## Exercise inputs
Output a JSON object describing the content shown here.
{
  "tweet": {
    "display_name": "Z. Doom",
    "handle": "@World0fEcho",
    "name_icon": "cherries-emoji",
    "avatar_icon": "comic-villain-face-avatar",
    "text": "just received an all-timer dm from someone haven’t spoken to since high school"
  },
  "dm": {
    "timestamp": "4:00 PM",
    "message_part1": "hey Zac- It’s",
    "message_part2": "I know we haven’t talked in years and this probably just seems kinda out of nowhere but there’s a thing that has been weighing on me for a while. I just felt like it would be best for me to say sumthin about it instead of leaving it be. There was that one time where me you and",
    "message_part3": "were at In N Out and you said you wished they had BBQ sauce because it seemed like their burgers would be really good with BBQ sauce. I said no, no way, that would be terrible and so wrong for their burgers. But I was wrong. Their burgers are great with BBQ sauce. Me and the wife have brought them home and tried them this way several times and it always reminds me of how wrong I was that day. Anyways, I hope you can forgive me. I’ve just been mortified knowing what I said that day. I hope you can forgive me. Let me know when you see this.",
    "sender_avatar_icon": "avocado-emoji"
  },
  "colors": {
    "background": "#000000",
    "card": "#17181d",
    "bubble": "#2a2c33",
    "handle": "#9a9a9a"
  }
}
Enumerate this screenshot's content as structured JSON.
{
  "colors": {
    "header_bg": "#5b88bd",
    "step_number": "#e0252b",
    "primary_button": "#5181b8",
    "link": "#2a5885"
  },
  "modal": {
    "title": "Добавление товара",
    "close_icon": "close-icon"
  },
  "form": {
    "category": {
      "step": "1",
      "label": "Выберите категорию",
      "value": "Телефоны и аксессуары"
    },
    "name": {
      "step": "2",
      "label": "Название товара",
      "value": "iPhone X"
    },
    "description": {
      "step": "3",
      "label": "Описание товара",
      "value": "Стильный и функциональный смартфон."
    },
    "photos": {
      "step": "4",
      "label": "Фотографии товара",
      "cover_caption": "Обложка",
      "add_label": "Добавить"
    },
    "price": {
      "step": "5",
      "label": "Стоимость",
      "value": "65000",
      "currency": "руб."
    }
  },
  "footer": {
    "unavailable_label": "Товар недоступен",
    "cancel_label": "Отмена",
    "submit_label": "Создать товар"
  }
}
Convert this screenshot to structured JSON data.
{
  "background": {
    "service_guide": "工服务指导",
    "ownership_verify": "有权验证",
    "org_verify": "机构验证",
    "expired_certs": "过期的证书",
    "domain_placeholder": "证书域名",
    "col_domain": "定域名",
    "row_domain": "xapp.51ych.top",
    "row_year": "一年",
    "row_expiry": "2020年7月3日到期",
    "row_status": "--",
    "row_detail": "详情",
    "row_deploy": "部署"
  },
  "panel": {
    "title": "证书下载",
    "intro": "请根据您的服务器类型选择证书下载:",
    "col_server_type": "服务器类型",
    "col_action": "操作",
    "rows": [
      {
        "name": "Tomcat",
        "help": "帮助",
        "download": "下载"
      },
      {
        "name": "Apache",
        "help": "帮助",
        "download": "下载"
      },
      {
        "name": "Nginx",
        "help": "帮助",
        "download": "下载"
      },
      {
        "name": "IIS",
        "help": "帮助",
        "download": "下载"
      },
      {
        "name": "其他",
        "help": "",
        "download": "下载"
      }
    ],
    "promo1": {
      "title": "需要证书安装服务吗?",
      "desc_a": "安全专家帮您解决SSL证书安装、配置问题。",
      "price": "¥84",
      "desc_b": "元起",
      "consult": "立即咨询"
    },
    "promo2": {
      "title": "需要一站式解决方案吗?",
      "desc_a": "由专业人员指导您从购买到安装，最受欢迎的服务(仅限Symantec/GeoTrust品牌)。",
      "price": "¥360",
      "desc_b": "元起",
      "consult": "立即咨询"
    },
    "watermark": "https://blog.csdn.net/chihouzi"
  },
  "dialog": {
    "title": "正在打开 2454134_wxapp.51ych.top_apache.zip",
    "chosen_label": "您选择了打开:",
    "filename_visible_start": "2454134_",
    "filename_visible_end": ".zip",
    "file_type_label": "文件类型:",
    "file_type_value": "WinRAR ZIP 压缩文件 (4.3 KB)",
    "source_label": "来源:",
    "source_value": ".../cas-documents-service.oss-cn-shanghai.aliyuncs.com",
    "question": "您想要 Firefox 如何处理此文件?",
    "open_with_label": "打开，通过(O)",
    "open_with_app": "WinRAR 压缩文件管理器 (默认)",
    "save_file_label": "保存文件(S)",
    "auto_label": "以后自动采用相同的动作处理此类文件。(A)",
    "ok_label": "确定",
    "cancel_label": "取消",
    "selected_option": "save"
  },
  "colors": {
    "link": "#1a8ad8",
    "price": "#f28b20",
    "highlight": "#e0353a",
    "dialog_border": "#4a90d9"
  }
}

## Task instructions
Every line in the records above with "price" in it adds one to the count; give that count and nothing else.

## Solution below
4